All the data beneath this line is to be reproduced exactly.

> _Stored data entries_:
[Start of Attachment]

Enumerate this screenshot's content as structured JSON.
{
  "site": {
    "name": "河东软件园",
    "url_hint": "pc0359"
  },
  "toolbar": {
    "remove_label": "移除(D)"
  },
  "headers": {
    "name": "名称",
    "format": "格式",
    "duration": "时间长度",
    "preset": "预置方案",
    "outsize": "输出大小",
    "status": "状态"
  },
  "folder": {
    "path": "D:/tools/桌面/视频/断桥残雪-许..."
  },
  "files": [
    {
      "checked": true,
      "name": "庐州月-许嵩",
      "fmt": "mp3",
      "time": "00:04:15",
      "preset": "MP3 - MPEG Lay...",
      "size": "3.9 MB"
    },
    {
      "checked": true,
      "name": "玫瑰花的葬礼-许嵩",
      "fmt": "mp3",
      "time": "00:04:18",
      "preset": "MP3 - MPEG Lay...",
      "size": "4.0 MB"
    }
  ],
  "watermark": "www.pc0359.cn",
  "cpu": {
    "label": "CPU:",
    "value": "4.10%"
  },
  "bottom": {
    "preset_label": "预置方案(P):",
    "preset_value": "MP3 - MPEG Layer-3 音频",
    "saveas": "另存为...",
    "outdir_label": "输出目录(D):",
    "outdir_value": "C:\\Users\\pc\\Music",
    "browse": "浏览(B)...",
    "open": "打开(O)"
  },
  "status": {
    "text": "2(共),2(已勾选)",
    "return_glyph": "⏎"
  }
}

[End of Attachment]

> _Problem solution_:
Enumerate this screenshot's content as structured JSON.
{
  "site": {
    "name": "河东软件园",
    "url_hint": "pc0359"
  },
  "toolbar": {
    "remove_label": "移除(D)"
  },
  "headers": {
    "name": "名称",
    "format": "格式",
    "duration": "时间长度",
    "preset": "预置方案",
    "outsize": "输出大小",
    "status": "状态"
  },
  "folder": {
    "path": "D:/tools/桌面/视频/断桥残雪-许..."
  },
  "files": [
    {
      "checked": true,
      "name": "庐州月-许嵩",
      "fmt": "mp3",
      "time": "00:04:15",
      "preset": "MP3 - MPEG Lay...",
      "size": "3.9 MB"
    },
    {
      "checked": true,
      "name": "玫瑰花的葬礼-许嵩",
      "fmt": "mp3",
      "time": "00:04:18",
      "preset": "MP3 - MPEG Lay...",
      "size": "4.0 MB"
    }
  ],
  "watermark": "www.pc0359.cn",
  "cpu": {
    "label": "CPU:",
    "value": "4.10%"
  },
  "bottom": {
    "preset_label": "预置方案(P):",
    "preset_value": "MP3 - MPEG Layer-3 音频",
    "saveas": "另存为...",
    "outdir_label": "输出目录(D):",
    "outdir_value": "C:\\Users\\pc\\Music",
    "browse": "浏览(B)...",
    "open": "打开(O)"
  },
  "status": {
    "text": "2(共),2(已勾选)",
    "return_glyph": "⏎"
  }
}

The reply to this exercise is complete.